- Six Strand Braid: For starters it is important to remember that you always start with the strand that is furthest to the right. Now memorize this saying to repeat as you briad, “over 2, under 1, over 2” Take the strand furthest to the right and weave it towards the left through the other strands using this pattern: over 2 strands, under 1 strand, over 2 strands.Take the strand furthest to the right and repeat the weaving pattern again: over 2 strands, under 1 strand, over 2 strands. Repeat this pattern, always starting with the strand furthest to the right, until the whole loaf is braided. Tuck the ends under the loaf and place on prepared baking sheet.

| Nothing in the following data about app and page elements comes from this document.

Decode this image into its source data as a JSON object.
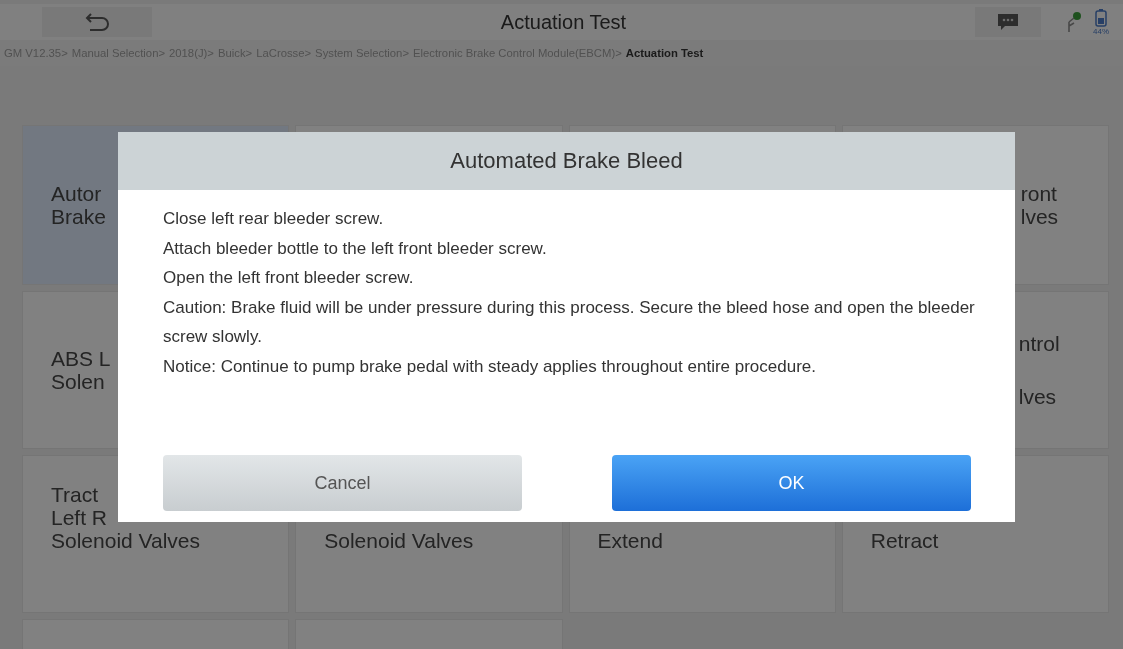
{
  "header": {
    "title": "Actuation Test",
    "battery_text": "44%"
  },
  "breadcrumb": [
    {
      "label": "GM V12.35>",
      "selected": false
    },
    {
      "label": "Manual Selection>",
      "selected": false
    },
    {
      "label": "2018(J)>",
      "selected": false
    },
    {
      "label": "Buick>",
      "selected": false
    },
    {
      "label": "LaCrosse>",
      "selected": false
    },
    {
      "label": "System Selection>",
      "selected": false
    },
    {
      "label": "Electronic Brake Control Module(EBCM)>",
      "selected": false
    },
    {
      "label": "Actuation Test",
      "selected": true
    }
  ],
  "tile_rows": [
    {
      "tiles": [
        {
          "kind": "left",
          "selected": true,
          "lines": [
            "Autor",
            "Brake"
          ]
        },
        {
          "kind": "hidden"
        },
        {
          "kind": "hidden"
        },
        {
          "kind": "right",
          "selected": false,
          "lines": [
            "ront",
            "lves"
          ]
        }
      ]
    },
    {
      "tiles": [
        {
          "kind": "left",
          "selected": false,
          "lines": [
            "ABS L",
            "Solen"
          ]
        },
        {
          "kind": "hidden"
        },
        {
          "kind": "hidden"
        },
        {
          "kind": "right-spread",
          "selected": false,
          "lines": [
            "ntrol",
            "lves"
          ]
        }
      ]
    },
    {
      "tiles": [
        {
          "kind": "bottom",
          "selected": false,
          "lines": [
            "Tract",
            "Left R",
            "Solenoid Valves"
          ]
        },
        {
          "kind": "bottom",
          "selected": false,
          "lines": [
            "Solenoid Valves"
          ]
        },
        {
          "kind": "bottom",
          "selected": false,
          "lines": [
            "Extend"
          ]
        },
        {
          "kind": "bottom",
          "selected": false,
          "lines": [
            "Retract"
          ]
        }
      ]
    },
    {
      "tiles": [
        {
          "kind": "hidden"
        },
        {
          "kind": "hidden"
        }
      ]
    }
  ],
  "dialog": {
    "title": "Automated Brake Bleed",
    "paragraphs": [
      "Close left rear bleeder screw.",
      "Attach bleeder bottle to the left front bleeder screw.",
      "Open the left front bleeder screw.",
      "Caution: Brake fluid will be under pressure during this process. Secure the bleed hose and open the bleeder screw slowly.",
      "Notice: Continue to pump brake pedal with steady applies throughout entire procedure."
    ],
    "buttons": [
      {
        "label": "Cancel",
        "kind": "secondary"
      },
      {
        "label": "OK",
        "kind": "primary"
      }
    ]
  }
}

Storing Leftover Challah Bread
We all know that leftover Challah bread makes the best french toast, or stuffed french toast, so it is totally ok to save a loaf for later.
- Store: Keep Challah bread tightly wrapped at room temperature for 4 days. Use for french toast, and sandwiches.

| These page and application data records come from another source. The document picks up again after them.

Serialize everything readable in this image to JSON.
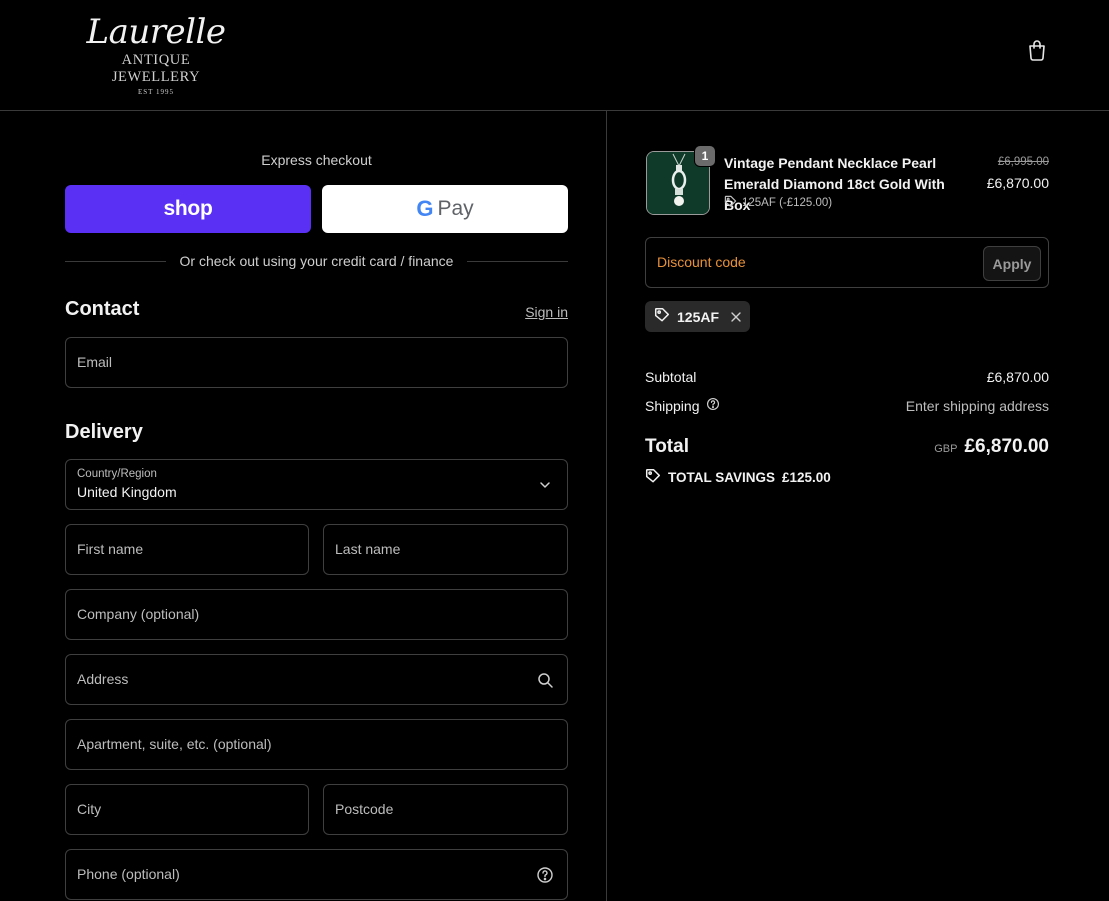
{
  "brand": {
    "script": "Laurelle",
    "subtitle": "ANTIQUE JEWELLERY",
    "est": "EST 1995"
  },
  "express": {
    "label": "Express checkout",
    "shop_label": "shop",
    "gpay_g": "G",
    "gpay_label": "Pay",
    "or_text": "Or check out using your credit card / finance"
  },
  "contact": {
    "title": "Contact",
    "signin": "Sign in",
    "email_placeholder": "Email"
  },
  "delivery": {
    "title": "Delivery",
    "country_label": "Country/Region",
    "country_value": "United Kingdom",
    "first_name": "First name",
    "last_name": "Last name",
    "company": "Company (optional)",
    "address": "Address",
    "apartment": "Apartment, suite, etc. (optional)",
    "city": "City",
    "postcode": "Postcode",
    "phone": "Phone (optional)"
  },
  "order": {
    "quantity": "1",
    "product_name": "Vintage Pendant Necklace Pearl Emerald Diamond 18ct Gold With Box",
    "product_discount": "125AF (-£125.00)",
    "price_old": "£6,995.00",
    "price_new": "£6,870.00",
    "discount_placeholder": "Discount code",
    "apply_label": "Apply",
    "applied_code": "125AF",
    "subtotal_label": "Subtotal",
    "subtotal_value": "£6,870.00",
    "shipping_label": "Shipping",
    "shipping_value": "Enter shipping address",
    "total_label": "Total",
    "currency": "GBP",
    "total_value": "£6,870.00",
    "savings_label": "TOTAL SAVINGS",
    "savings_value": "£125.00"
  },
  "colors": {
    "shop_purple": "#5a31f4",
    "discount_placeholder": "#e8913a",
    "background": "#000000"
  }
}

- Freeze: Tightly wrap the loaf in plastic wrap and then place in a freezer safe bag for up to 3 months. Thaw on the counter before using.
Bread Recipes to Try

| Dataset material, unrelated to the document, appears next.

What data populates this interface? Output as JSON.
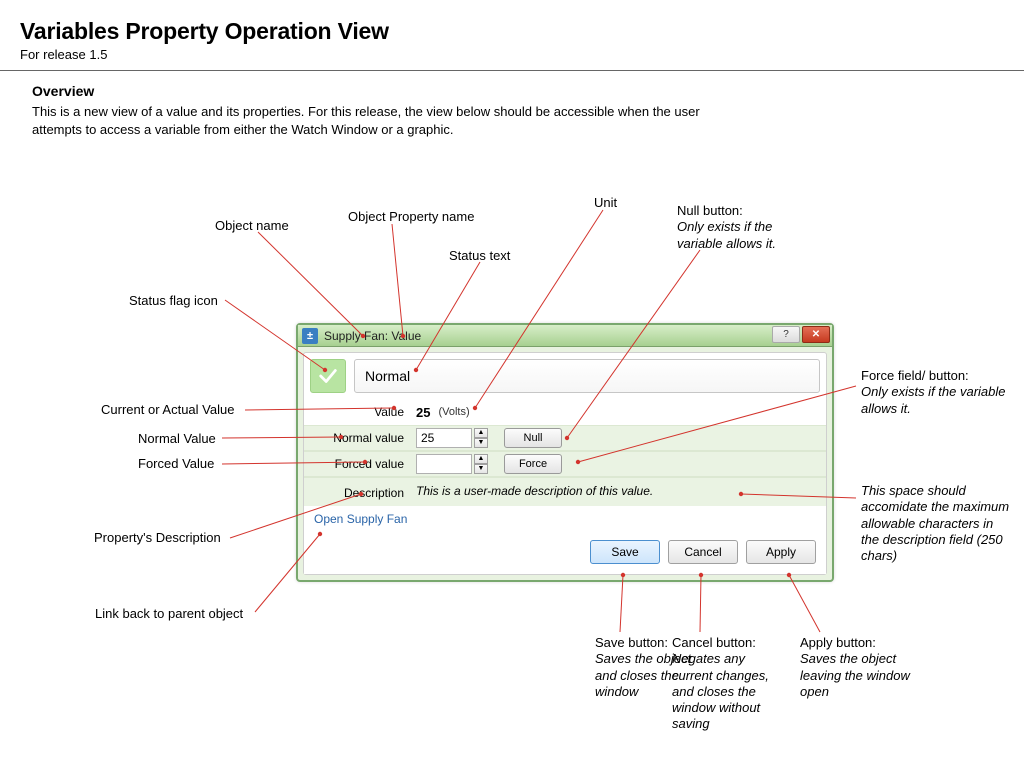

Making bread is almost as therapeutic as eating it can be. There is something about the kneading and mixing that just helps melt the world away. And then that smell! The rich aroma of fresh baked bread that fills the house is pure heaven. It is almost torture to have to wait for it to cool so you can slice it up and slather it with whatever tempts you. Whether you are beginner or pro, I have a tried and true recipe for you to try.
- Traditional Soda Bread
- Homemade Buttery Beer Bread
- Miracle No Knead Bread
- Easy Homemade Naan
- Homemade Parker House Dinner Rolls
- 4-4 1/4 cups all purpose flour
- ½ cup brown sugar
- 1 teaspoon salt
- 1 Tablespoon dry active yeast
- 2 large eggs
- 1 cup warm water
- ½ cup Vegetable oil
- 1 egg yolk for egg wash
- Poppy Seeds optional
- Sesame Seeds optional
Making the dough
- Mix 4 cups of flour with the other dry ingredients together in bowl of stand mixer.
- Add the wet ingredients (make sure the water is just barely warm—don’t kill the yeast!) and mix at medium low speed with dough hook until combined. If the dough is still sticky, add the additional ¼ cup of flour. Scrape the bowl to make sure all the flour is incorporated.
- Mix at low speed until smooth, about five minutes.
- Once smooth, dump dough on a lightly floured counter and gently form into a ball. Place dough into an oiled bowl, cover with a towel or plastic wrap and set in a warm place to rise.
- Let rise for 1 hour or until doubled in size.
Forming the braid
- Pre-heat the oven to 350 degrees.
- Once the dough has doubled in size, remove from the bowl onto a lightly floured surface.
- Using a sharp knife or pizza roller, cut the dough into two equal sections and using your hands, very gently roll into a large log about 12 inches long. From here you can cut each log into either 6 strands or 3, depending on your preference, but keep them attached at one end (see photo for example).
- Being careful to handle the dough gently and not stretch out the strands of dough, braid the strands together in a traditional 3 strand braid or a 6 strand braid (see photo for step-by-step example). Once the strands are too short to continue braiding, pinch together and tuck under to form the end of the loaf. The top of the loaf can be pinched and tucked to match.
- Place the loaf on a greased baking sheet or parchment lined baking sheet.
- Mix a little water (about a teaspoon) with the egg yolk and use a pastry brush to coat the dough evenly. Sprinkle on optional sesame seeds or poppy seeds.
- Bake at 350 for 30-40 minutes, until golden brown.
- Allow to cool completely before cutting.